7/20/16Bill Howe, UW20

Science is a complete messReproducibilityBegley & Ellis, Nature 2012: 6 out of 53 cancer studies reproducible Only about half of psychology 100 studies had effect sizes that approximated the original result (Science, 2015)Ioannidis 2005: Why most public research findings are falseReinhart & Rogoff: global economic policy based on spreadsheet fuck ups7/20/16Bill Howe, UW21

Science, 2015

7/20/16Data, Responsibly @ Dagstuhl23

Retractions are increasing..
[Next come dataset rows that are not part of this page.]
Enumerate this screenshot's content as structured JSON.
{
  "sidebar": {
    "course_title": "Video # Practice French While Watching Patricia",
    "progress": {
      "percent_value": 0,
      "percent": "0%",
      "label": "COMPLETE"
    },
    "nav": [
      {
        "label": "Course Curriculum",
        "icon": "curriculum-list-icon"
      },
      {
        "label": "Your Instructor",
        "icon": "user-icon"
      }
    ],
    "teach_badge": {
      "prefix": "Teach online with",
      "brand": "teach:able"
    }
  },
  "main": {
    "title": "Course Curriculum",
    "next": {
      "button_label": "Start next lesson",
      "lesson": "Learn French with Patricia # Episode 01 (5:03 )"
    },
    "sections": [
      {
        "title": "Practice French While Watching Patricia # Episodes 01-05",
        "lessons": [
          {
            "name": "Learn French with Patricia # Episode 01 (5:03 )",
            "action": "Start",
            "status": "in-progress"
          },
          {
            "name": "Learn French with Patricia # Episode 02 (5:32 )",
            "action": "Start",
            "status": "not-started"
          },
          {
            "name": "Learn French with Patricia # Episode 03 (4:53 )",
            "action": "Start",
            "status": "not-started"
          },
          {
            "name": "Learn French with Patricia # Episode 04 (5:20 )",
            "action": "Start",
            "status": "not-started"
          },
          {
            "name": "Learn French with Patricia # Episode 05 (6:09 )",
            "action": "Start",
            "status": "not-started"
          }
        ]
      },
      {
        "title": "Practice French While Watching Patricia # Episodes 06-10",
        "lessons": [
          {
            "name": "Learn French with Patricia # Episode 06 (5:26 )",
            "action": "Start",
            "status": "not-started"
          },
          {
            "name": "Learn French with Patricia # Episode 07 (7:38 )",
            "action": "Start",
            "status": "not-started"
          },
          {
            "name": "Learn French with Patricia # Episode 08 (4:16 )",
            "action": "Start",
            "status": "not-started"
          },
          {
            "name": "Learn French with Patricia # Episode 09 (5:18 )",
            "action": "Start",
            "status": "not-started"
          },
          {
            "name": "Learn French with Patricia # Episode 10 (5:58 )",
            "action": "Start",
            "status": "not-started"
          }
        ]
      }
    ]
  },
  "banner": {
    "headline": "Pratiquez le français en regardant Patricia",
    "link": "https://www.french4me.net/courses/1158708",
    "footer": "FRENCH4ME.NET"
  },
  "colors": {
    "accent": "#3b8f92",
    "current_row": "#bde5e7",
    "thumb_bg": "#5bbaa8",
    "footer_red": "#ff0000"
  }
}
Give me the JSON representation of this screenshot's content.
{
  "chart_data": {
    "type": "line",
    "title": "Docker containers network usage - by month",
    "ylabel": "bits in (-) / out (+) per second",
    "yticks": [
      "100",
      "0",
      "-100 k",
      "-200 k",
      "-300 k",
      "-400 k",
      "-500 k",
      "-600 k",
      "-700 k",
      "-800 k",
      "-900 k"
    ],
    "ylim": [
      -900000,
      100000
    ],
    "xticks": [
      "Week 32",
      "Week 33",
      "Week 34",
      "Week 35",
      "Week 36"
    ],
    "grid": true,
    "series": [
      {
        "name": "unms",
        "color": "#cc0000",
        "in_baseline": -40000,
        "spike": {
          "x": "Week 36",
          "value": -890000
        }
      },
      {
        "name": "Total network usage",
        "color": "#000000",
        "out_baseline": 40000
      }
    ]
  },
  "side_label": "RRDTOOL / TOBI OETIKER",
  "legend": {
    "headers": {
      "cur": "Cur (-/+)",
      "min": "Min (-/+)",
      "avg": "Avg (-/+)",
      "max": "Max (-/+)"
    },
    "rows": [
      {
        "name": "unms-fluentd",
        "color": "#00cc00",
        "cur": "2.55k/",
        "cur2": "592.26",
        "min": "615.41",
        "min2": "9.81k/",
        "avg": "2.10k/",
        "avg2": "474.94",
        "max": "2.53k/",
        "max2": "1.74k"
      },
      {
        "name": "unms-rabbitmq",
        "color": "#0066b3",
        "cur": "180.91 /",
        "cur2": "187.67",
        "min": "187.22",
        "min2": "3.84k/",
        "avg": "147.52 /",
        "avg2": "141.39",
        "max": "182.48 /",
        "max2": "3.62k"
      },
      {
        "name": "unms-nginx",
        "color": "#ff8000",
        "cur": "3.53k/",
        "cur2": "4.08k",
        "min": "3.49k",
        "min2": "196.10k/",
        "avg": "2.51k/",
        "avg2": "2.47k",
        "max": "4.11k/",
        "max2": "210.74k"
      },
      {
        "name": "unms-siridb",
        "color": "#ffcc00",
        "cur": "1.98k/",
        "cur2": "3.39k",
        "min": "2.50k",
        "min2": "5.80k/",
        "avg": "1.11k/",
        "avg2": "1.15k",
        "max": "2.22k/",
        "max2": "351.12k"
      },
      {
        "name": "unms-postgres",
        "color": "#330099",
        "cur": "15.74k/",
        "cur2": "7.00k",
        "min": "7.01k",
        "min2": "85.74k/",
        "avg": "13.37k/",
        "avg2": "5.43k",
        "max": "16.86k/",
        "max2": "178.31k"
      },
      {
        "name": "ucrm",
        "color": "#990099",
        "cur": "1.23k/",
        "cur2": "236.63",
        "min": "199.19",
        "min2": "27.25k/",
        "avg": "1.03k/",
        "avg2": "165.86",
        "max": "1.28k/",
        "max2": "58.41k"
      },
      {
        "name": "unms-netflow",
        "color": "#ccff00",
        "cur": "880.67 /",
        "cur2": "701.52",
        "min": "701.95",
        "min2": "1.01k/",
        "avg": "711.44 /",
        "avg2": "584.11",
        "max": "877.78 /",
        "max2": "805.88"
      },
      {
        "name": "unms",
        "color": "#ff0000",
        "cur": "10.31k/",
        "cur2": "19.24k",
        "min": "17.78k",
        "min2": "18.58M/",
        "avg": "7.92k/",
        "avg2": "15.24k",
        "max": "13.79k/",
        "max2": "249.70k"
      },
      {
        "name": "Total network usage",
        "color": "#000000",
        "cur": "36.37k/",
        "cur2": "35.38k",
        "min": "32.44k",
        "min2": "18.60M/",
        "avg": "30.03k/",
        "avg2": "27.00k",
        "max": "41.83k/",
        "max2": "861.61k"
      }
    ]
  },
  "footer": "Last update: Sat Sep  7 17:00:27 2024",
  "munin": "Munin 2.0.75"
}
Science is a complete messReproducibilityBegley & Ellis, Nature 2012: 6 out of 53 cancer studies reproducible Only about half of psychology 100 studies had effect sizes that approximated the original result (Science, 2015)Ioannidis 2005: Why most public research findings are falseReinhart & Rogoff: global economic policy based on spreadsheet fuck upsFraudDiederik Stapel: 38 articles with fictitious dataBharat Aggarwal: a huge number of images with evidence of manipulation7/20/16Bill Howe, UW24

Bharat Aggarwalalleged data manipulation

7/20/16Bill Howe, UW26

Bharat Aggarwalalleged data manipulation

Science is a complete messReproducibilityBegley & Ellis, Nature 2012: 6 out of 53 cancer studies reproducible Only about half of psychology 100 studies had effect sizes that approximated the original result (Science, 2015)Ioannidis 2005: Why most public research findings are falseReinhart & Rogoff: global economic policy based on spreadsheet fuck upsFraudDiederik Stapel: 38 articles with fictitious dataBharat Aggarwal: a huge number of images with evidence of manipulationPublic TrustChurn: Chocolate, egg yolks, red meat, red wine, etc.Climate change, vaccines7/20/16Bill Howe, UW27

7/20/16Data, Responsibly @ Dagstuhl29Nature 483, 531533 (29 March 2012)

Begley & Ellis

One goofy idea: Open up a market for reproducibilityElizabeth Iorns, Science Exchange

Vision: Validate scientific claims automaticallyCheck for manipulation (manipulated images, Benfords Law)Extract claims from papersCheck claims against th